Although the album was written by the time last year’s twin waves of pandemic and activism hit us, it seems to reflect both to some degree. How do you think this happened, a crystal ball or a happy accident?

Davey Woodward: Maybe I was in a lockdown mood before it all happened and that’s why the album seems to resonate now? Maybe listeners are hearing something in the words and music, the way I’m singing that fits their mood right now? I don’t really know. Activism- well there’s a thing, I’ve been on marches, been arrested, don’t know if I’ve written about though.

I see you’re working with European/ UK label A Turntable Friend Records for this album – quite a blossoming label and spot-on rich go-to source for music that is much needed by genuine indie music connoisseurs but may have otherwise taken too long to reach our ears (if it reached it at all). What can you tell us about that?

Davey Woodward: Ulrich who runs the label heard the album and offered to put it out.
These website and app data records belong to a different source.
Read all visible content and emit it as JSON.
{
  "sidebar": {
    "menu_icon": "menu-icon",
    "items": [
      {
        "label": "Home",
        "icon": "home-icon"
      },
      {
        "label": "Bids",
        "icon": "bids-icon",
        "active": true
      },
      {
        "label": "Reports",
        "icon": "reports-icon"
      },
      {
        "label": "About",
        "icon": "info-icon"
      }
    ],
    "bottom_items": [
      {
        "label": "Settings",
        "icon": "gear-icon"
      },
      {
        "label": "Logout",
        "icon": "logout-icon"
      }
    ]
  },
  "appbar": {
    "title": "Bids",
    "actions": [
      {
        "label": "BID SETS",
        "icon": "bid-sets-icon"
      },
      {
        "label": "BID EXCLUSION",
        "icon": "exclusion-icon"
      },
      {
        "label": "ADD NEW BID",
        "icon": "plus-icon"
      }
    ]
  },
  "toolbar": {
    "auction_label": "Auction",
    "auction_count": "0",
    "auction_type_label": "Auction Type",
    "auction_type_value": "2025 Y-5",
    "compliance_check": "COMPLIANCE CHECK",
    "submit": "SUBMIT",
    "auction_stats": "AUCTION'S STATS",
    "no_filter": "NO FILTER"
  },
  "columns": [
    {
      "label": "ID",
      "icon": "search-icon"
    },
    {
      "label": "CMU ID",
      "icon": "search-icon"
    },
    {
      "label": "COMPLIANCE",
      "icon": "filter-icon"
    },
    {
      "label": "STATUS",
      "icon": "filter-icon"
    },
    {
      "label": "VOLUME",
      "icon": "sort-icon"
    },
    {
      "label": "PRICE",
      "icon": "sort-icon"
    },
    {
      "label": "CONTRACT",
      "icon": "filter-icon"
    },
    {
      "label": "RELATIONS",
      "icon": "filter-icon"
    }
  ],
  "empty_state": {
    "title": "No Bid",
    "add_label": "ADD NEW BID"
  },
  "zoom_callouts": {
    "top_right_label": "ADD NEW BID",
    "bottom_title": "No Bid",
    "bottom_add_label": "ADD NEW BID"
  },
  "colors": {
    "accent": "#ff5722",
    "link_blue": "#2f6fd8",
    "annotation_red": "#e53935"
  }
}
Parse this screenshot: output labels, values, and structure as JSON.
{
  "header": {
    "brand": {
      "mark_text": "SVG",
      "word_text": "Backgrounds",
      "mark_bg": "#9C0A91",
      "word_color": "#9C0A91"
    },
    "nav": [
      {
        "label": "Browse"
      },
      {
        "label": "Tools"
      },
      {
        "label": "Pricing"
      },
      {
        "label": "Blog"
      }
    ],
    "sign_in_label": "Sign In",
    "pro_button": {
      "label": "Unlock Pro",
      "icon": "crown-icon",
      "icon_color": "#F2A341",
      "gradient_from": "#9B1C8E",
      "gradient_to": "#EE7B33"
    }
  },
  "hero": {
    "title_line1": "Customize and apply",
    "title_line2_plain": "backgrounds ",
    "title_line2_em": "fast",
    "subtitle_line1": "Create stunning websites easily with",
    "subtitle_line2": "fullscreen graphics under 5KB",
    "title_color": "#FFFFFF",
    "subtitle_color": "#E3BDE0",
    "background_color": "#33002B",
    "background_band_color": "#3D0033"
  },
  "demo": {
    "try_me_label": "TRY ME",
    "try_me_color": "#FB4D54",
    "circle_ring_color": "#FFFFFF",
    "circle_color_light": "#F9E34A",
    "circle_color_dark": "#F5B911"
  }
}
Seemed like a good idea. It’s very DIY and alternative, a label doing their own thing outside the mainstream. Because Ulrich wants the best for all his bands, he’s working with Shameless Promotion PR to get the word out to the world. It’s down to*Ulrich*’s and Shauna’s (Shameless) enthusiasm and hard work that anyone even gets to hear about me!

Where do you find inspiration or is it a case of you just know it when it arrives?

Davey Woodward: I always know when I’ve written a great song- usually because it’s taken me 5 minutes to write. It just flows, happens, no inspiration needed. If I labour over anything it usually ends up being a song I’m not happy with.

And how was lockdown for you, how did you stay creative in the face of being isolated from the live space?

Davey Woodward: I grew a big beard. I read more books. I wrote a novel, I painted fences, I cooked spinach and feta pie, I tamed a ferocious dog, I taught my kids about the Romans, I drank less, I took up boxing, I listened to foxes fucking in my back yard, I watched my country slide into oblivion, I might learn to play the Lyre.

And are there any plans for 2021, both musical and otherwise?

Davey Woodward: Well I have a double album’s worth of songs that need rehearsing and recording. I would love to play live again. Maybe I should find an agent for the story I wrote? Maybe I will get the opportunity for a beer in a pub again? I’m worried that I have forgotten how to speak to people. If that worry escalates, I can always stay in.

Thanks for a great chat and best of luck with whatever 2021 throws at you